Quaid essentially enters a game of cat and mouse, trying to outdo antagonist attempting to take him down.
Which is where we have the outstanding practical effects from Rob Bottin. In his early 30s at this point, he was already an industry legend.
His effects on The Thing (1982) are legendary. And he’s on top form here, too.
With Bottin’s work, and some more Arnold noises, you have one of the finest cinematic moments from 1990.
As the film progresses, some of the action is quite absurd. As are the situations.
Quaid has to dress up as an odd looking woman to infiltrate the security on Mars (more on this below).
But at this point you can either view the film as a dream… or what’s genuinely happening. The beauty of Total Recall is you can have it either way.
It does seem to hint that Quaid is indeed living out a fantasy. Simply as the source text was from someone who seemed convinced life was an illusion.
And screenplay writers Ronald Shusett, Dan O’Bannon, and Gary L. Goldman (no, not Gary Oldman) adapted a slight story and came up with astonishing ideas.
Quaid also meets the attractive brunette Melina (Rachel Ticotin), who looks somewhat like the individual he chose when he visited Rekall for his cyber adventure.
Again, it’s all about whether or not Quaid is dreaming. Yet another of Philip K. Dick’s film adaptations (Minority Report—2002) has the same themes.
It’s perhaps not surprising to learn the author was enormously paranoid. Often too nervous to eat in public—and addicted to many over the counter drugs.
But from his mind came these exceptional concepts. Sadly for him, it was during an era when sci-fi was sneered at.
But from 1982 onward, Hollywood mined his high-concept works to unearth gems.
And the incredible thing about Total Recall is on the many levels it functions. If you want this to be a dumb Schwarzenegger action romp, it delivers just that.
He’s buff, he kicks butt, he makes stupid one-liners, and he dominates proceedings.
But if you want more from the film, director Verhoeven offers a pretty intricate take on everything.
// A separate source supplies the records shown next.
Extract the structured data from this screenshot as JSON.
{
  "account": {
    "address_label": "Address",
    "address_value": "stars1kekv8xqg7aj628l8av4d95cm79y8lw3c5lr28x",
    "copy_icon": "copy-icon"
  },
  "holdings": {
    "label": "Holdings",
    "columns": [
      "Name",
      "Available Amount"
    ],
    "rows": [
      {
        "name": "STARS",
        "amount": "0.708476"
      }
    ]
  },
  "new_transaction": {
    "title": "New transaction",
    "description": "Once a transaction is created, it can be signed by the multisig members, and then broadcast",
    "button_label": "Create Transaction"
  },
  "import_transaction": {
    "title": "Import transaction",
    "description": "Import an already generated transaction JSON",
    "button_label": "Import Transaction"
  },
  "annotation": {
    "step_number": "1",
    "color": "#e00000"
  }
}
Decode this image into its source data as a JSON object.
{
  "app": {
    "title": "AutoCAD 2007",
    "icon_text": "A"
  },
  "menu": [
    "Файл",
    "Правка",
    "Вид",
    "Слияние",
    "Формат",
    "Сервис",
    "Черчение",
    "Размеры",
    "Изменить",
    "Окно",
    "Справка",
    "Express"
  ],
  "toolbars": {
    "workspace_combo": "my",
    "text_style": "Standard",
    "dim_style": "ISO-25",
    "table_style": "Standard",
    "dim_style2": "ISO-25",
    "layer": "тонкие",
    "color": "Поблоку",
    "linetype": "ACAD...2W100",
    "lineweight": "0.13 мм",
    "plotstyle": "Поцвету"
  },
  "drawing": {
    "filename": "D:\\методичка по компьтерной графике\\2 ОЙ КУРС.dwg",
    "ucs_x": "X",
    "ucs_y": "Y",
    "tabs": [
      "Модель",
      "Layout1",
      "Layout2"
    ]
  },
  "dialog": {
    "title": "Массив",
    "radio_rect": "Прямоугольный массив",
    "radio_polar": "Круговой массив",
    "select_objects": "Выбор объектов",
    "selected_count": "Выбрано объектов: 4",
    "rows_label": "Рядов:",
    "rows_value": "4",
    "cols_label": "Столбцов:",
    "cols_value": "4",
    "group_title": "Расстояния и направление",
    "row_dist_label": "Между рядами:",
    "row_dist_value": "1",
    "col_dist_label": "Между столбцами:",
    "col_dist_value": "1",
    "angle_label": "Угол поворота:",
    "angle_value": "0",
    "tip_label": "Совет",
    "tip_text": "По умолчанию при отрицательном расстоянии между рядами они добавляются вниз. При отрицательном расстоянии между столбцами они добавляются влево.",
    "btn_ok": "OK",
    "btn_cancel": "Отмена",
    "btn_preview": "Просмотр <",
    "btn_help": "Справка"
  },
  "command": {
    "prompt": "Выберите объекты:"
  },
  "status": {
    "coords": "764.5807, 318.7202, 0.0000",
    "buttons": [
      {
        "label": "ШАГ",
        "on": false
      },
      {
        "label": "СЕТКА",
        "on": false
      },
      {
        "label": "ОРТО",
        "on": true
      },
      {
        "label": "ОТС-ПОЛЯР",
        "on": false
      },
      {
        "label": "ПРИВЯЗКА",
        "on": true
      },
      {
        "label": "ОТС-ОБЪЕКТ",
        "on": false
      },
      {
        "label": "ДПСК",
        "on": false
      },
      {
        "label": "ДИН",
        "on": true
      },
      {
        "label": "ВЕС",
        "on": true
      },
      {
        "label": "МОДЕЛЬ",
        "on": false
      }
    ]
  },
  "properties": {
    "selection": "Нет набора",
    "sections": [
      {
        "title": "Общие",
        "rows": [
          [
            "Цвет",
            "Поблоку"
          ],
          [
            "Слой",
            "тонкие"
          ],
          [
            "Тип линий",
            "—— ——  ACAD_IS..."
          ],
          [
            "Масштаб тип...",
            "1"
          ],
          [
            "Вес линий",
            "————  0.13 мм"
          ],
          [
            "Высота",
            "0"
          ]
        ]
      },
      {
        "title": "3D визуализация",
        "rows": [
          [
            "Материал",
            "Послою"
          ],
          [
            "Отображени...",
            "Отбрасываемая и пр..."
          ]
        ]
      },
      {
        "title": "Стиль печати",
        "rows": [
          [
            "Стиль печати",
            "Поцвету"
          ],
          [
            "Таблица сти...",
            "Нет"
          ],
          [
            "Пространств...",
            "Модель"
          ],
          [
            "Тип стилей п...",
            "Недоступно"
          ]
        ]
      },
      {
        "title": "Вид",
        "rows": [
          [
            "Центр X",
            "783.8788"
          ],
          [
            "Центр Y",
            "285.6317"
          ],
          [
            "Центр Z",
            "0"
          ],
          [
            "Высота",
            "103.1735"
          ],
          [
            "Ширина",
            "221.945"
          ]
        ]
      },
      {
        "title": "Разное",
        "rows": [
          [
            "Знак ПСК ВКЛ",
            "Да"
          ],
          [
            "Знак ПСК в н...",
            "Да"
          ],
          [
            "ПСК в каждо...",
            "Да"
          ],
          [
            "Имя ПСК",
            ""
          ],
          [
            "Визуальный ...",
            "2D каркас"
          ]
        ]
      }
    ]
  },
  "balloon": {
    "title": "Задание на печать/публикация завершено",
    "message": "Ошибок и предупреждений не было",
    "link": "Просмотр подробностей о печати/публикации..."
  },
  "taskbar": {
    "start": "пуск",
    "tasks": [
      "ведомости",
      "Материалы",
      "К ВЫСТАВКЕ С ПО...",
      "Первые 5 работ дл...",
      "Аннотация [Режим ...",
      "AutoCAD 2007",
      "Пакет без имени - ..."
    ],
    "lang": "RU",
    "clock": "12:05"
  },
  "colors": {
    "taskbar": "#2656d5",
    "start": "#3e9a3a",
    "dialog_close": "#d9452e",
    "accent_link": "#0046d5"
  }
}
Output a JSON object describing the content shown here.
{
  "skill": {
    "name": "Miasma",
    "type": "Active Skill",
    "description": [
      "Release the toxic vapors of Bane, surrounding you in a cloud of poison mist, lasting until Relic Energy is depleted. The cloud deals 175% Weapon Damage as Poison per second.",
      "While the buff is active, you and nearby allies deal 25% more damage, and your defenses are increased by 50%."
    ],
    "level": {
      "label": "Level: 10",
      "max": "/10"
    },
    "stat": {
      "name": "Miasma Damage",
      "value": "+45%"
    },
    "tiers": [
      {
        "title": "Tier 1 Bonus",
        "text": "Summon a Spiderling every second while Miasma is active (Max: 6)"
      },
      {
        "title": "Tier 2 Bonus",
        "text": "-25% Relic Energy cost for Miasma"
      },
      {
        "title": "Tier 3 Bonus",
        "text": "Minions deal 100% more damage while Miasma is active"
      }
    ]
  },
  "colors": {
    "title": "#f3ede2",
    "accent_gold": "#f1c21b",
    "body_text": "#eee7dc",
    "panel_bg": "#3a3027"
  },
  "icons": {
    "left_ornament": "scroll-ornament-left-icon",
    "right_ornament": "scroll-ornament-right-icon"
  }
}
You’re left wondering if Quaid is really there… or not.
The result is a cult classic (if not mainstream classic) with a legion of fans. It’s highly entertaining, but not quite to the surprising standards of RoboCop (review for that coming soon).
Schwarzenegger is good in the role, clearly revelling in the moment. And we got this gem of a facial expression from the film.
But Total Recall is primarily about director Verhoeven’s satirical wit, the special effects (they really stand up, still), and the outright madness of the whole thing.
It’s certainly not for everyone, but hits its target audience full on in the chops.
And it remains another surprising work in Schwarzenegger’s canon. Why did he end up in so many crazed sci-fi romps?
Mr. Universe with character names such as Douglas. Are you sure? Gung-ho American blockbusters with a strapping Austrian geezer with a crushing surname and blitzing voice.
Good. 1980s cinema would have been pretty rubbish without him.
Total Recall was adapted from Philip K. Dick’s We Can Remember It for You Wholesale (1966).
And it was an ambitious project—the most expensive production ever. At the time, anyway.
Schwarzenegger was the biggest star on the planet in 1990. So the circa $60 million budget was A okay. The whole thing went on to recoup $250+ million.
For us, the film is all about quirky director Paul Verhoeven. Now into his 80s, he’s actually only made nine films.
Arguably the best of the lot is the more obscure 2005 effort Black Book. It’s a gritty WWII drama and a specifically Dutch production.
As of now, his last film is Elle from 2016. Again, it was critically acclaimed. So Verhoeven just seems to get better with age as a director.
Even if he’s now focussing on Dutch productions—and will likely have to retire soon (if he hasn’t already).
But he’s one of the great, often misunderstood, modern directors. His name doesn’t evoke the same reverence as, say, Steven Spielberg. But his cult following is vast. And rightly so.
In 2012, for no real reason, a remake came about. Colin Farrell has the lead, whilst Bryan Cranston is the antagonist.
It’s okay. It was also completely pointless—a remake no one wanted and that adds absolutely nothing to the story.